## PROVIDED ENTRIES
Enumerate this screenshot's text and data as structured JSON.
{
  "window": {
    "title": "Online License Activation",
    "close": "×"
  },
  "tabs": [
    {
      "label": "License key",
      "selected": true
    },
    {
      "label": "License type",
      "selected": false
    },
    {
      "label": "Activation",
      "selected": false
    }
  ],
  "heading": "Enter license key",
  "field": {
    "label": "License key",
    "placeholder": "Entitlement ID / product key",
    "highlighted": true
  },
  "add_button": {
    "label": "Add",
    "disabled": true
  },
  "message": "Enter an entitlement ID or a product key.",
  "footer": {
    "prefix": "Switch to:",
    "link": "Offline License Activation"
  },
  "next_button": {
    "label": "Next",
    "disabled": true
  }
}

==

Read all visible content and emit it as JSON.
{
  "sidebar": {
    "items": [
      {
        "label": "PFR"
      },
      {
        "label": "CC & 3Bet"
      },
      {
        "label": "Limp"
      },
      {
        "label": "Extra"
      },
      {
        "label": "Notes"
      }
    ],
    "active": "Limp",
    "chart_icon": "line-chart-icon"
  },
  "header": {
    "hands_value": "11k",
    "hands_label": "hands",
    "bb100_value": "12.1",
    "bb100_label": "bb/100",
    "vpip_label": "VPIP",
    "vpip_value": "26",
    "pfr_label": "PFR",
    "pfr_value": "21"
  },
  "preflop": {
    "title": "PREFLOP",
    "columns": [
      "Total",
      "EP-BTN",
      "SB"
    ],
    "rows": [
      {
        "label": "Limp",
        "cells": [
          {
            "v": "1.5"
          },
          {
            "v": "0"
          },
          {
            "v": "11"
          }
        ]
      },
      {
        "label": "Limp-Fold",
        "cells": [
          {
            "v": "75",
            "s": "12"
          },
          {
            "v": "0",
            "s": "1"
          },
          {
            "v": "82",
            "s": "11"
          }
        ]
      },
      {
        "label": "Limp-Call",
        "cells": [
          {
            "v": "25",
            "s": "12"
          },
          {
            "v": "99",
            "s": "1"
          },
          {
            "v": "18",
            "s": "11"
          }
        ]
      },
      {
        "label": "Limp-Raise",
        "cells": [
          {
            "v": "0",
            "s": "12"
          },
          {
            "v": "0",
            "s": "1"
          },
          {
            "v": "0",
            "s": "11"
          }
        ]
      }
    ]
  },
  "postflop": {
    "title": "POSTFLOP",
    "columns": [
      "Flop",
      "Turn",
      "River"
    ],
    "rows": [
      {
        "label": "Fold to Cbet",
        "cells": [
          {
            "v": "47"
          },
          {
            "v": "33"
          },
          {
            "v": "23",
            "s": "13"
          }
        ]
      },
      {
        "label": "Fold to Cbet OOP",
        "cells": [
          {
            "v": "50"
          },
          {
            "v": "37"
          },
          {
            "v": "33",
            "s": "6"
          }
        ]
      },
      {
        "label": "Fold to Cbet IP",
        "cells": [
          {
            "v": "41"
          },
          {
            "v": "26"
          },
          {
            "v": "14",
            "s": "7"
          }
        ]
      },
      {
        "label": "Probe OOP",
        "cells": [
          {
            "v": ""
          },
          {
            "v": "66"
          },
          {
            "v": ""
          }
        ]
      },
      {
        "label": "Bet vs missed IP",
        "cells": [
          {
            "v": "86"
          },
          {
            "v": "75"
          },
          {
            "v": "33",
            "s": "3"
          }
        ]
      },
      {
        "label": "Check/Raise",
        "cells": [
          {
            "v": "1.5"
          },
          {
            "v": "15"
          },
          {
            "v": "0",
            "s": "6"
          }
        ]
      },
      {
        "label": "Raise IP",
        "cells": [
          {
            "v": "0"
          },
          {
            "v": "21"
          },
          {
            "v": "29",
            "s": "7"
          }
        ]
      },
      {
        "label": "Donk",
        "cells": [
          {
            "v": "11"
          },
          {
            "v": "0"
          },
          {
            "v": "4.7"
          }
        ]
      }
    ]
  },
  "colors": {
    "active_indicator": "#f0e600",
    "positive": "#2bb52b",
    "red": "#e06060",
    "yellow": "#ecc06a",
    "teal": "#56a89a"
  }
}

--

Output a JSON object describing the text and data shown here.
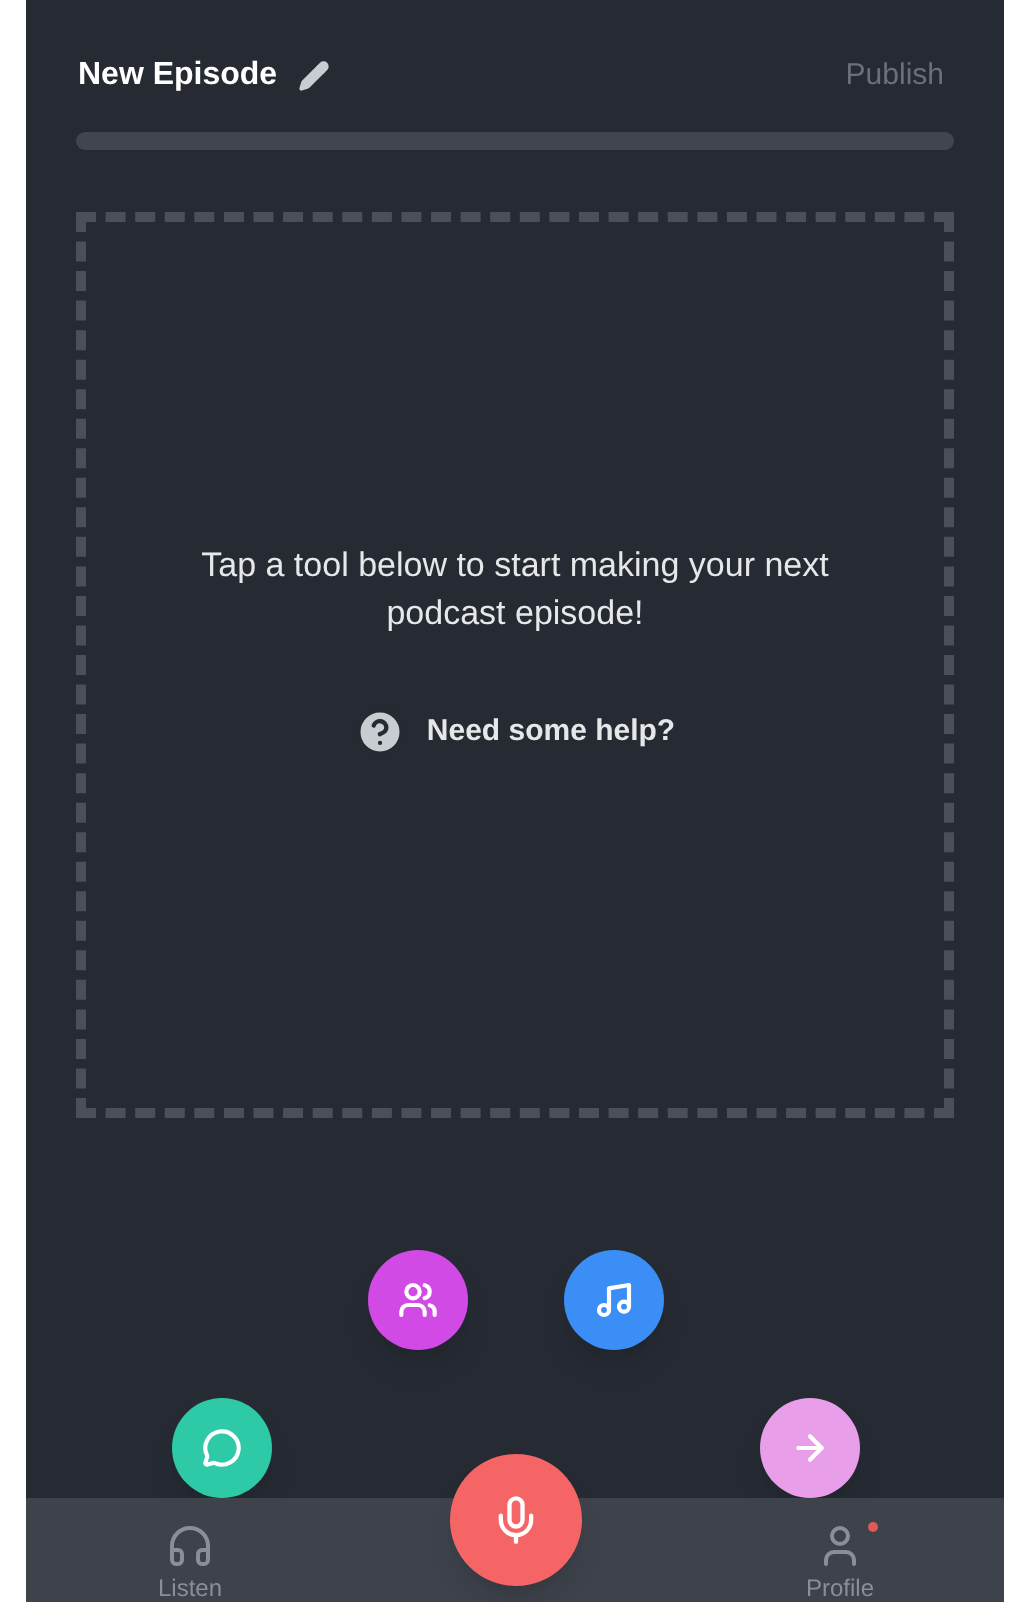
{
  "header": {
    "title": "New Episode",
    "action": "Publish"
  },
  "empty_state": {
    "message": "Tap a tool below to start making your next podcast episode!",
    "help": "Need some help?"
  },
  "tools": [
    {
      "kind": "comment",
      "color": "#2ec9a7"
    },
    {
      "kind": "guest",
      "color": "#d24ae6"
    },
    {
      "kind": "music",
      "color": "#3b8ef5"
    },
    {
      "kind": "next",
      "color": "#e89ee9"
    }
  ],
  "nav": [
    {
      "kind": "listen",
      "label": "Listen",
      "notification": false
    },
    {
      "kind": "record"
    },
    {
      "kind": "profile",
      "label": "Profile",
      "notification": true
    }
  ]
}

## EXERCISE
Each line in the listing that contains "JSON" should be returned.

## SOLUTION FOR THIS EXERCISE
Enumerate this screenshot's text and data as structured JSON.
Read all visible content and emit it as JSON.
Output a JSON object describing the text and data shown here.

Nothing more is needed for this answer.